giving the Mars Hill Lecture at 6:30pm TONIGHT (Thursday,

January 15) at the Geneva School of Boerne.  The talk is free,

intended for a broad audience, and open to the public:

"Written on the Heart:  What Writing?  What Heart?" 

According to a famous statement of the Second Vatican Council, “It is only in the mystery of the Word made flesh that the mystery of man truly becomes clear.”  What does this say about natural law, which is commonly supposed to be an affair of human reason?

One might suppose that it says nothing about it: The “mystery” of man which we need revelation to understand has nothing to do with his nature but only to do with his destiny.  Or perhaps the “mystery” becomes fully clear in Christ only in the sense that only Christ was perfect man.  In either case, isn’t reason alone still sufficient to investigate man’s nature?  Surely we need not resort to supernatural realities to say what a human being is.  As the late John Paul II recognized, this compartmentalizing interpretation just will not work.  “With these words,” he wrote,

the Second Vatican Council expresses the anthropology that lies at the heart of the entire Conciliar Magisterium ....  Christ alone, through his humanity, reveals the totality of the mystery of man.  Indeed, it is only possible to explore the deeper meaning of this mystery if we take as our starting point man’s creation in the image and likeness of God.  Man cannot understand himself completely with reference to other visible creatures.  The key to his self-understanding lies in contemplating the divine Prototype, the Word made flesh, the eternal Son of the Father.  The primary and definitive source for studying the intimate nature of the human being is, therefore, the Most Holy Trinity.

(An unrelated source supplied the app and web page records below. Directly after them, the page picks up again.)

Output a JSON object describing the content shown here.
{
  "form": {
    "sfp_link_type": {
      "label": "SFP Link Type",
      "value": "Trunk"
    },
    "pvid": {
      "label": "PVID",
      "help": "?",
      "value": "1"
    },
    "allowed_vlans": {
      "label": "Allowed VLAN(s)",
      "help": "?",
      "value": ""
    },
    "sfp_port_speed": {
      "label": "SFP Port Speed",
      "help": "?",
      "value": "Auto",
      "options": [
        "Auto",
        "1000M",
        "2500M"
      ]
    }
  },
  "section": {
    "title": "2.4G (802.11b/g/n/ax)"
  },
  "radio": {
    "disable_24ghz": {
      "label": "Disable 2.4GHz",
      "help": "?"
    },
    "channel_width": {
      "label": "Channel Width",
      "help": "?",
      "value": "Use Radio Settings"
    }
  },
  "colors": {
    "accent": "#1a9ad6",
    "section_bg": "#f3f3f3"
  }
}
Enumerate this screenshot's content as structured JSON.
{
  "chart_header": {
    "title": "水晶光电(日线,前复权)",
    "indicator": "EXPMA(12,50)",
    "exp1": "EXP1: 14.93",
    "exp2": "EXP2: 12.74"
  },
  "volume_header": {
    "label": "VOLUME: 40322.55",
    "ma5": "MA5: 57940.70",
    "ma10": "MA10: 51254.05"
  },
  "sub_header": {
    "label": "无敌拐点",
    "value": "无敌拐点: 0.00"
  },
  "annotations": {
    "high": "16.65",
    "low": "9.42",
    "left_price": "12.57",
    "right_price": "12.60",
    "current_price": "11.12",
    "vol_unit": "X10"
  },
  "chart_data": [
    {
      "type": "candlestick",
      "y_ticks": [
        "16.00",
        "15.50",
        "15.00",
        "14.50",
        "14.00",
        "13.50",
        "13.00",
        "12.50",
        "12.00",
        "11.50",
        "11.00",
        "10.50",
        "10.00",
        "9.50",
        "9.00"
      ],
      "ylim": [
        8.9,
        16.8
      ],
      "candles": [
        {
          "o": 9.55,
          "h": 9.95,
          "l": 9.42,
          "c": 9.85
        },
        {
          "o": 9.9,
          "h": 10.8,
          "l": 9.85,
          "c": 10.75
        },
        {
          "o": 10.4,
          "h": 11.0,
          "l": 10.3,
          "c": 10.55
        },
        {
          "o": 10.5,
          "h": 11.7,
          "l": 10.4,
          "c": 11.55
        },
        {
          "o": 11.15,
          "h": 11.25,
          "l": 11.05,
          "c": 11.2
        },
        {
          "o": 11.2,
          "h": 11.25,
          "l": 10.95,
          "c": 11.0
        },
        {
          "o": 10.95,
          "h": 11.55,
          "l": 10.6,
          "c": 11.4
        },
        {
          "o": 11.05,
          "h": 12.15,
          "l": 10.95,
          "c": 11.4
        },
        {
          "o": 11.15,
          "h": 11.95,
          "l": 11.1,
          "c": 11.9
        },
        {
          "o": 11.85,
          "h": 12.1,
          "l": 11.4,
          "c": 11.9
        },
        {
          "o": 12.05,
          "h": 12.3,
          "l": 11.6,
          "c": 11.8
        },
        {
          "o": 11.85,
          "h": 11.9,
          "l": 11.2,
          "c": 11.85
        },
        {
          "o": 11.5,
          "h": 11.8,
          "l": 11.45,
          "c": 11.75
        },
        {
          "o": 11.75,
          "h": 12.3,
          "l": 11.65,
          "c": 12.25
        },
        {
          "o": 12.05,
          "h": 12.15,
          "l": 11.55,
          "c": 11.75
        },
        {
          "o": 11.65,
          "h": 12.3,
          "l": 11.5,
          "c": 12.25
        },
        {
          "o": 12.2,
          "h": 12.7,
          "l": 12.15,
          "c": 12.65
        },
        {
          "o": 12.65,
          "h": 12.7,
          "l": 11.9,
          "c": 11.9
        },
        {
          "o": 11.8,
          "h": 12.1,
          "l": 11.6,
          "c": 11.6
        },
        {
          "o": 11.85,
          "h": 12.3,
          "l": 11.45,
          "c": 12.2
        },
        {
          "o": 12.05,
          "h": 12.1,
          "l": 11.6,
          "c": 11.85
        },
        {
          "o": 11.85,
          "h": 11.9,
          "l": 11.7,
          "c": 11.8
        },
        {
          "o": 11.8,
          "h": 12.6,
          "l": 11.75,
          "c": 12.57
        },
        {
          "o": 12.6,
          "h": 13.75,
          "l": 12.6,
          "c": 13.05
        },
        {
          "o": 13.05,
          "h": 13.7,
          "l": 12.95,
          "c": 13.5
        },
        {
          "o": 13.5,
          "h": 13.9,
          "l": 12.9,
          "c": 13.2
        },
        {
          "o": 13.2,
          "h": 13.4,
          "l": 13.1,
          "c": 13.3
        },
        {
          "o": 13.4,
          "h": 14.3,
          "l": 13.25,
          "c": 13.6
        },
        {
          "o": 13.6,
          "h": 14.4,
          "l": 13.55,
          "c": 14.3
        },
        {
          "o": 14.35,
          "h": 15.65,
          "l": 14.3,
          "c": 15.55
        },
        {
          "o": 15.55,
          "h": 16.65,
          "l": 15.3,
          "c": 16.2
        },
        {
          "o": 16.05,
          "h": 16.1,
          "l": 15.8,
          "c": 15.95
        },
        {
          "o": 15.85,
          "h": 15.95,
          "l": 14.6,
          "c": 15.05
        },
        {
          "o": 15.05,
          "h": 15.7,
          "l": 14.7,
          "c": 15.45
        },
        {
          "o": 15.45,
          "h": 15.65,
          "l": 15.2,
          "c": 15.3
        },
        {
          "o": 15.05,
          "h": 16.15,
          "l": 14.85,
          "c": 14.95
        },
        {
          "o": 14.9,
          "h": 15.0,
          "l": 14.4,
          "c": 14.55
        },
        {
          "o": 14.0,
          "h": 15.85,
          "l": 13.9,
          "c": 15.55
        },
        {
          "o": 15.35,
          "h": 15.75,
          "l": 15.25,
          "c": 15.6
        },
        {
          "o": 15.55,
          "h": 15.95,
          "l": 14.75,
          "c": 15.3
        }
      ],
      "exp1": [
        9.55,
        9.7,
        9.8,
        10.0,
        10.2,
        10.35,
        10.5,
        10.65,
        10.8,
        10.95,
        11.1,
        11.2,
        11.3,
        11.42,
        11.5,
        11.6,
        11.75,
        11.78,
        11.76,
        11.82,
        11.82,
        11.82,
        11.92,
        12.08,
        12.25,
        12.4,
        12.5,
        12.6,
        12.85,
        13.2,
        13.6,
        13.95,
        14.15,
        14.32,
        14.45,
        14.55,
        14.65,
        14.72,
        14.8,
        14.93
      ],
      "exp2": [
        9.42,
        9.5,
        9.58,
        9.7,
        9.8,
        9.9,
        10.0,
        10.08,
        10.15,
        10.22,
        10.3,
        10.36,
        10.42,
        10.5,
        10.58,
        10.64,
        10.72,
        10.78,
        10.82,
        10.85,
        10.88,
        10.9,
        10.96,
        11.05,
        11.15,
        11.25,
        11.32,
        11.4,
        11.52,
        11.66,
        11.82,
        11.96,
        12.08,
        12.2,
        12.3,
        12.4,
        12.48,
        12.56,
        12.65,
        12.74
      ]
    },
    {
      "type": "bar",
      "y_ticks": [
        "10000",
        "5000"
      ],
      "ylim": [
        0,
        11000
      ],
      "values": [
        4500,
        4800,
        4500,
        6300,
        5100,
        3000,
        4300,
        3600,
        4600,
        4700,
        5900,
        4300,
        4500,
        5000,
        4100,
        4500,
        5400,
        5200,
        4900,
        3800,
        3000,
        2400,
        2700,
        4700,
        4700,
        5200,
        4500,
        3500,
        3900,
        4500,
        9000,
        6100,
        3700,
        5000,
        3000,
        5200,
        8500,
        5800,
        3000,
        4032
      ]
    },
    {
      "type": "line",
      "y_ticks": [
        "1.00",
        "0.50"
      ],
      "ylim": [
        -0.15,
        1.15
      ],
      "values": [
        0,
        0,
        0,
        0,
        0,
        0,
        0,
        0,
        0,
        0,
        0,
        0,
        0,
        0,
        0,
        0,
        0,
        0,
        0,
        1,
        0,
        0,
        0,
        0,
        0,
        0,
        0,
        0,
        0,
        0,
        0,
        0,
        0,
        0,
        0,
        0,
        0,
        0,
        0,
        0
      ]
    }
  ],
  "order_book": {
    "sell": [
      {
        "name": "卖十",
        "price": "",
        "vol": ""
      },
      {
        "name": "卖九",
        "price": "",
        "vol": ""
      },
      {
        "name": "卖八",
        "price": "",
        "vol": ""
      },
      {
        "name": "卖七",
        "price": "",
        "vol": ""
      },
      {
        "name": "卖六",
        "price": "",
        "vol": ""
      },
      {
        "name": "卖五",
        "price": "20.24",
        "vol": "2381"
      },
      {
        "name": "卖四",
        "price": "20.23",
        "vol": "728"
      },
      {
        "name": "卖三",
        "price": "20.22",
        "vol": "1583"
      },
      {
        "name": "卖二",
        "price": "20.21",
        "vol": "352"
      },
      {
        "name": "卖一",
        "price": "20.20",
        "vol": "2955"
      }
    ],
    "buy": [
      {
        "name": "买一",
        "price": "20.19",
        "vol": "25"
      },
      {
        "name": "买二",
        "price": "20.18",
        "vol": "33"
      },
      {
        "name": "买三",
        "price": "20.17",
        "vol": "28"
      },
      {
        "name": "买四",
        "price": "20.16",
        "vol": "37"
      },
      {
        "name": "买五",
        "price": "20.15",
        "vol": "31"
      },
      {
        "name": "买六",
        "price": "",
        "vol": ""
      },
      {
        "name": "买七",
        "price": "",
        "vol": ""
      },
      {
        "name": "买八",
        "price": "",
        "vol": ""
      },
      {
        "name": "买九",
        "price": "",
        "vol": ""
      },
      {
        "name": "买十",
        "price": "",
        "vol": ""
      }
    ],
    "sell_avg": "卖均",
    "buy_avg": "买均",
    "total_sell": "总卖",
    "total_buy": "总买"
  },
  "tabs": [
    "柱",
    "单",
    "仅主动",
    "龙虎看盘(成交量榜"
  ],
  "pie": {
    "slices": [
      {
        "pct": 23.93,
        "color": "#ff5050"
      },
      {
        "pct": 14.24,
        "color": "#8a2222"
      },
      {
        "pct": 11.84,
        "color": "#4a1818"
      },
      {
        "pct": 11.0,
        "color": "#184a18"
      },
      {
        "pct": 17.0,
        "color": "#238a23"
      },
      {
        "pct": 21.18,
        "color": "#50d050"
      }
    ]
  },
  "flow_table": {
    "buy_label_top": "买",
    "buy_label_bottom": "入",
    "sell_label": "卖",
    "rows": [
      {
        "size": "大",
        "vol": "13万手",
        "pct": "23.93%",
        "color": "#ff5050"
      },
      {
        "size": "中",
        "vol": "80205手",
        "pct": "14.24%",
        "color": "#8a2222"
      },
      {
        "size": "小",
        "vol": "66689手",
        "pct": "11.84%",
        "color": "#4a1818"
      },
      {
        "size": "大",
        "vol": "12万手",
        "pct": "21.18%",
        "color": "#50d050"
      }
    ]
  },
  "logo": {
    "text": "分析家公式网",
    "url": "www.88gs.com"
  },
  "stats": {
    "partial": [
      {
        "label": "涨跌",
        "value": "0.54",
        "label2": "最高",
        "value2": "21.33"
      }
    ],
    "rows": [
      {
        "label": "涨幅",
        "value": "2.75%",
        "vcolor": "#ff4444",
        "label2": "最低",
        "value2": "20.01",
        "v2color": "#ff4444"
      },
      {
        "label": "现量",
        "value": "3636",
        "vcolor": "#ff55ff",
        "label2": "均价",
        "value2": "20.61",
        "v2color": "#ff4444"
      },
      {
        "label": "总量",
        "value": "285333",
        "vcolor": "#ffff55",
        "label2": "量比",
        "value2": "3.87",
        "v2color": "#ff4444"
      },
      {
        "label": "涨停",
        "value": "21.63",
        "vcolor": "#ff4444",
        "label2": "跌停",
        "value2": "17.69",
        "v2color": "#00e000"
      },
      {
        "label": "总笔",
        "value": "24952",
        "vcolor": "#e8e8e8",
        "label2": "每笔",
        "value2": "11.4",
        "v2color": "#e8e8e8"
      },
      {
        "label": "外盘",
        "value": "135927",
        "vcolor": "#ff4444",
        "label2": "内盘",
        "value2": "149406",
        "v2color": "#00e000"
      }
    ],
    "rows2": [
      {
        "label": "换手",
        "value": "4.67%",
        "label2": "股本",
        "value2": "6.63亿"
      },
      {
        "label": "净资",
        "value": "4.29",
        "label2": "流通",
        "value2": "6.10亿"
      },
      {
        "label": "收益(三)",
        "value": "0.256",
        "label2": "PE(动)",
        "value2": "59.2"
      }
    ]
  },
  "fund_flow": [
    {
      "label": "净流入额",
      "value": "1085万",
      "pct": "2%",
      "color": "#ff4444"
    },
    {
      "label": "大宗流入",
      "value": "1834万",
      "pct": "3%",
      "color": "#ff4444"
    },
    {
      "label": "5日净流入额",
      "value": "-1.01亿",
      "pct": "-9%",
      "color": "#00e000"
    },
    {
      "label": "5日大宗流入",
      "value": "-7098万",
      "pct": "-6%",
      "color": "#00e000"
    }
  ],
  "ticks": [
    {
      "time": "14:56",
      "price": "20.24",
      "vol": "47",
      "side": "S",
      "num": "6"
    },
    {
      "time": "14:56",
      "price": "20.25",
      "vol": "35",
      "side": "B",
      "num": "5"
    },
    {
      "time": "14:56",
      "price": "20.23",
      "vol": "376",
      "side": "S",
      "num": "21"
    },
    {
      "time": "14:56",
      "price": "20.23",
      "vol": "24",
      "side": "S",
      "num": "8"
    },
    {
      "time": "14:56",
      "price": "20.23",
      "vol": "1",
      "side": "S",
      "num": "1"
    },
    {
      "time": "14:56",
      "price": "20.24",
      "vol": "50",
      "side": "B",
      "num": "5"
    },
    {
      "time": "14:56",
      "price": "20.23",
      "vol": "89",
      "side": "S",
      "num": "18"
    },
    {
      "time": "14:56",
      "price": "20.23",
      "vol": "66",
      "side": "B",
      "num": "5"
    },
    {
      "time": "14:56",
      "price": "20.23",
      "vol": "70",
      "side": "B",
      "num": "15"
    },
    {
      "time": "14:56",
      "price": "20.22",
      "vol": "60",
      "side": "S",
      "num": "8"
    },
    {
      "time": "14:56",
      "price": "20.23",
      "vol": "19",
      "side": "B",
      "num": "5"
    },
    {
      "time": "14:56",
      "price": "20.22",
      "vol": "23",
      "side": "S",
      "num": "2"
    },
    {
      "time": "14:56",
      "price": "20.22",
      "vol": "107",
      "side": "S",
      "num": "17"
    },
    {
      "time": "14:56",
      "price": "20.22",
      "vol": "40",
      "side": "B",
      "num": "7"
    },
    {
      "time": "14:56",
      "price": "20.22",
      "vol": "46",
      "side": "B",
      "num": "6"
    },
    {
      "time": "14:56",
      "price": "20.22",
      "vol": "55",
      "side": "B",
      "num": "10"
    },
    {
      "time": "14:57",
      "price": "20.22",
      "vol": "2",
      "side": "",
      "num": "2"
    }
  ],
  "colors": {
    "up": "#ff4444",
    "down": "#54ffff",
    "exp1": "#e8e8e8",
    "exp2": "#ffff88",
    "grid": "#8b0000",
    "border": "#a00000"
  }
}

Then is man’s very nature -- not just his destiny -- so intimately tied up with supernature that it cannot be grasped fully by reason alone?  If so, then it might seem that the whole idea of a philosophy of natural law is destroyed.  Nothing is left -- it might seem -- but theology.  Suppose this really were the result.  One might ask, “So what?  What difference does it make whether we get our insight into man from theology rather than from philosophy?  There is more than one way to skin a cat.”  Ah, but that is just the problem: In this scenario theology would be the only way to skin the cat.  The only way to have a meaningful conversation with an unconverted person about our shared human nature would be to convert him first.

That is certainly what many people think, but it is not what the Council teaches.  “All this holds true not only for Christians,” it says, “but for all men of good will in whose hearts grace works in an unseen way.”

Well, then what does that mean for the philosophy of natural law?  Is it destroyed, or isn’t it?

Continued tomorrow